TASK TO CARRY OUT = Whenever a line in the entries includes the word "created", copy that line out.

Items from an interface collection =
Segment Open

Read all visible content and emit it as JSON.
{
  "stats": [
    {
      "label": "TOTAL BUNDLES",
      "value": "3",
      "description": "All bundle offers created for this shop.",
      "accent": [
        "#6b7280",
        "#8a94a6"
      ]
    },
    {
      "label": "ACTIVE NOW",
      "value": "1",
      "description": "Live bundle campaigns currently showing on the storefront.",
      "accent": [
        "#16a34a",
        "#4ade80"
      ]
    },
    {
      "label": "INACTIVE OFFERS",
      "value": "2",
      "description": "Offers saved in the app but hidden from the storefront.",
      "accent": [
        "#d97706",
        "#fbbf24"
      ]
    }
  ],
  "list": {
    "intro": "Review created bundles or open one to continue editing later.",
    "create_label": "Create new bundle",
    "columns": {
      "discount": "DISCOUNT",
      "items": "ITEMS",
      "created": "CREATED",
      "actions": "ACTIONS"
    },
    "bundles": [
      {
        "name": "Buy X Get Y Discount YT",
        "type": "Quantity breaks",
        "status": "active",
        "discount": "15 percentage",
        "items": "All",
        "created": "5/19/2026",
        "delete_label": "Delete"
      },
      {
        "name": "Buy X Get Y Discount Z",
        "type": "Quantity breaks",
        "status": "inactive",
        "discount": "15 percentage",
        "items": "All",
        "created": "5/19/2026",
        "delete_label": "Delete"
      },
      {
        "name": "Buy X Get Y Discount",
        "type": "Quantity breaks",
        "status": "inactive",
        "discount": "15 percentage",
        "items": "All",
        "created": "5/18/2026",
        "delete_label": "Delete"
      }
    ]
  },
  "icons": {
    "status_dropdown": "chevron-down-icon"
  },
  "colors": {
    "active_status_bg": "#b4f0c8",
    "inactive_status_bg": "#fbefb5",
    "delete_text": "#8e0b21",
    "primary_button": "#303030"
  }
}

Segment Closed
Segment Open

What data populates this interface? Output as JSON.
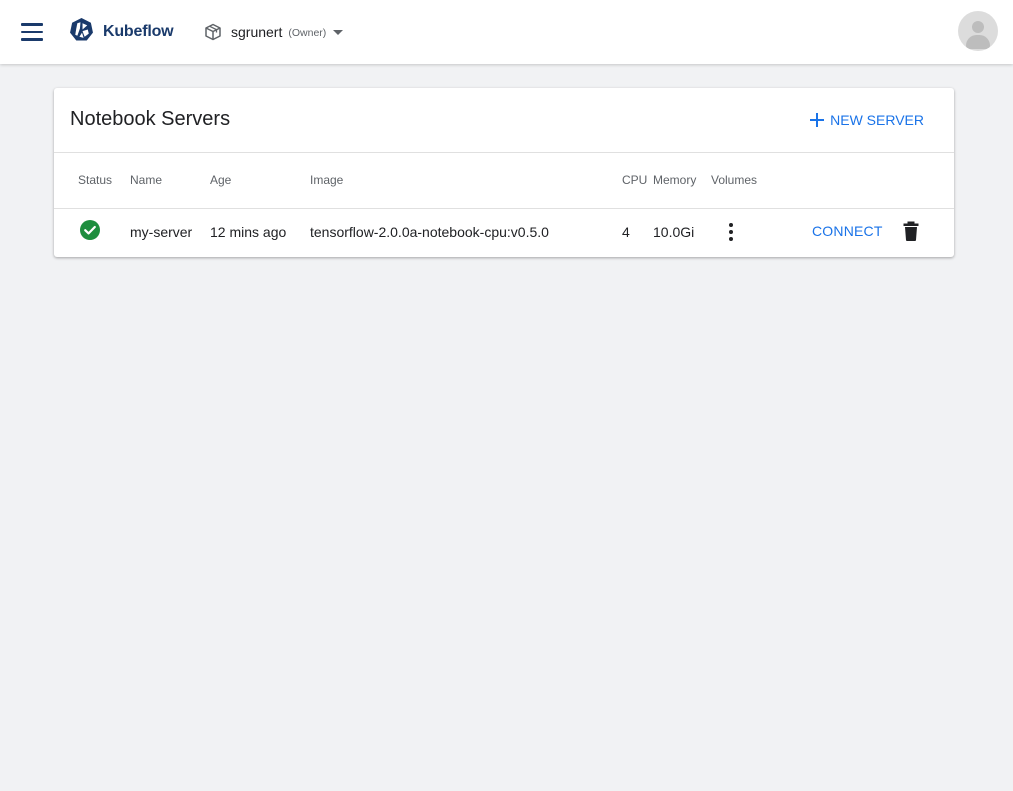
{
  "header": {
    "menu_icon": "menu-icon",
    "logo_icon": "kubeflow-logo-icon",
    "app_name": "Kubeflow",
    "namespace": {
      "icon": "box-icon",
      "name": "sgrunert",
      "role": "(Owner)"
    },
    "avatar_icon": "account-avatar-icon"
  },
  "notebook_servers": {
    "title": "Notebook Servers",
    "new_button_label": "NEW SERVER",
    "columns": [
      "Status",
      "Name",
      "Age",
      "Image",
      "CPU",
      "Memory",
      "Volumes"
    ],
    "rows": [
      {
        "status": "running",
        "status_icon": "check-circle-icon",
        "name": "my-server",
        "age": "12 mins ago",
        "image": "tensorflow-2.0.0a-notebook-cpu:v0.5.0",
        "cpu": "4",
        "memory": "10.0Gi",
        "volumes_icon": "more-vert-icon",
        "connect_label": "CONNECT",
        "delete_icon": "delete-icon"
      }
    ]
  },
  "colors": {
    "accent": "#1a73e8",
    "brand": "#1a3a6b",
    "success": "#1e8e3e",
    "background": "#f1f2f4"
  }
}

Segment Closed
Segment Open

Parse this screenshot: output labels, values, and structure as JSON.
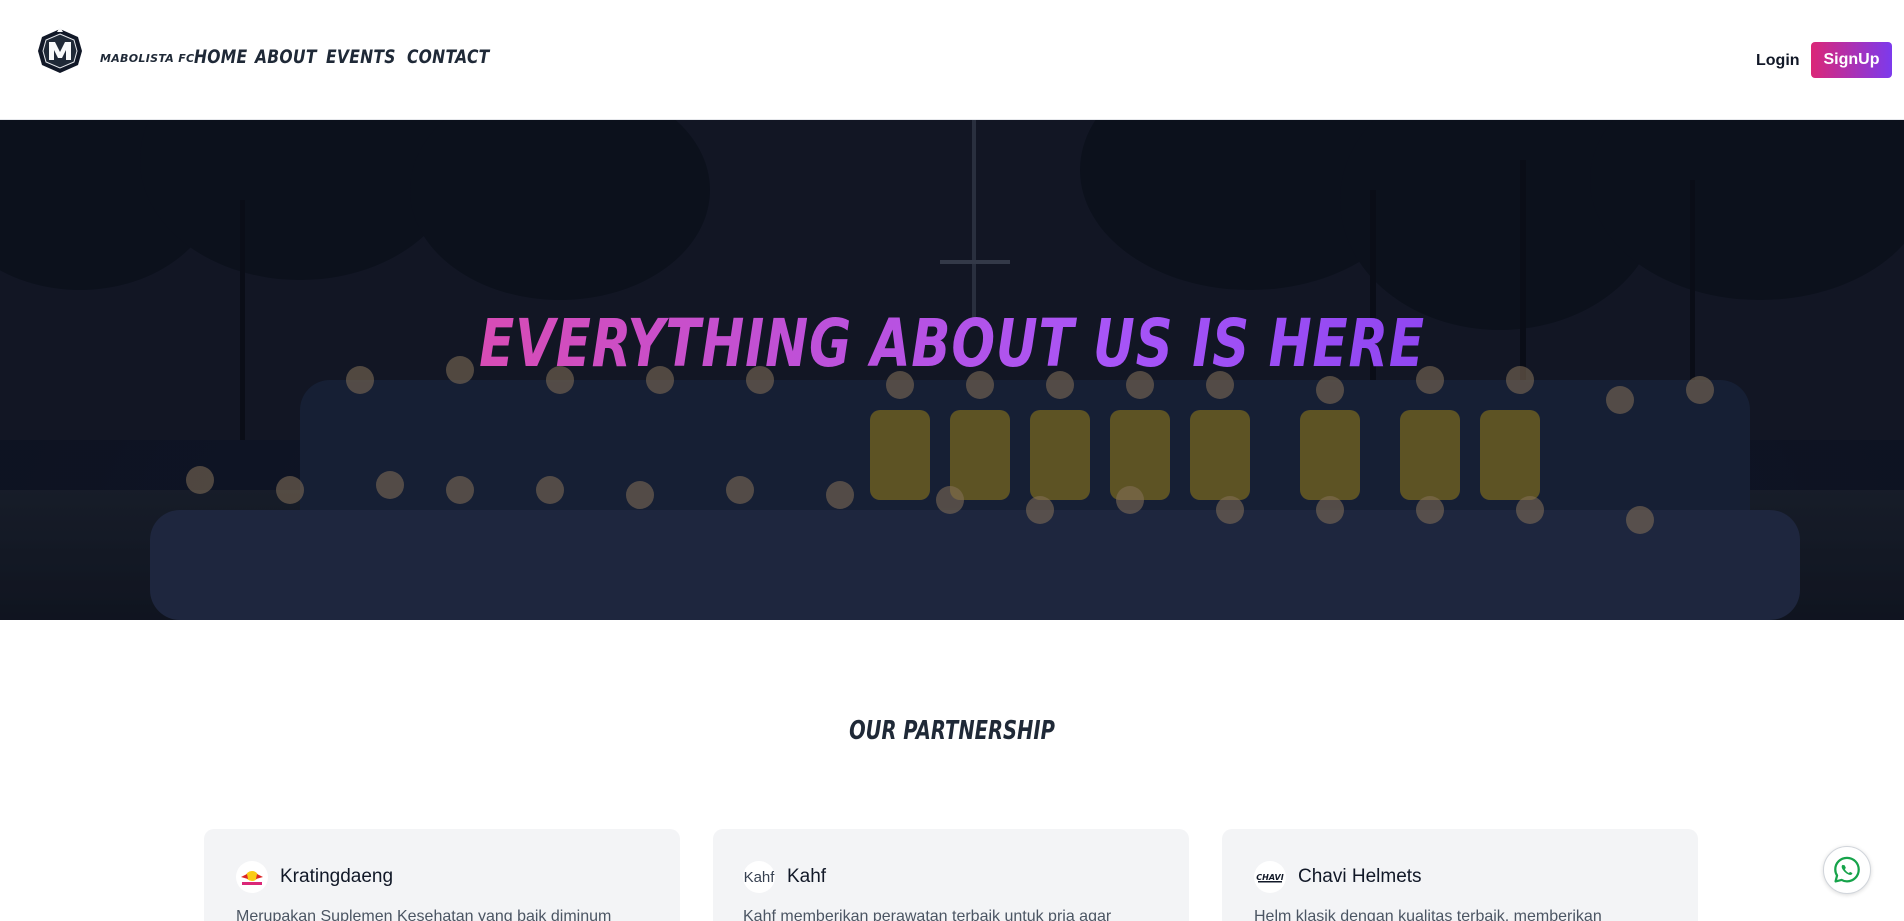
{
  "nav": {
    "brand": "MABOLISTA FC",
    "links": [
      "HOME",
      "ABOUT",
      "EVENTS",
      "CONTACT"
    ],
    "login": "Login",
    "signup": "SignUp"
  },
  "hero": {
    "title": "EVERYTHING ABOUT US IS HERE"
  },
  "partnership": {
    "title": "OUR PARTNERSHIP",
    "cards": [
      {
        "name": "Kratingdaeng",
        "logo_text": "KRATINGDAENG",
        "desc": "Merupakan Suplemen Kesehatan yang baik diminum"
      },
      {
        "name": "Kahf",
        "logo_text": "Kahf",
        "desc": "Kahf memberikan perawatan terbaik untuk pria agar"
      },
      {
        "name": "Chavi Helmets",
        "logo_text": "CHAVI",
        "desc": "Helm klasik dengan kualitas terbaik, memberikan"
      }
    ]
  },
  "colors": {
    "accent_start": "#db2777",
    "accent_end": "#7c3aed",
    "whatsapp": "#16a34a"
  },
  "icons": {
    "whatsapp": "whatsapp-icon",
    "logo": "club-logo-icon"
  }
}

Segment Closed

TASK RESPONSE =
      "description": "All bundle offers created for this shop.",
    "intro": "Review created bundles or open one to continue editing later.",
      "created": "CREATED",
        "created": "5/19/2026",
        "created": "5/19/2026",
        "created": "5/18/2026",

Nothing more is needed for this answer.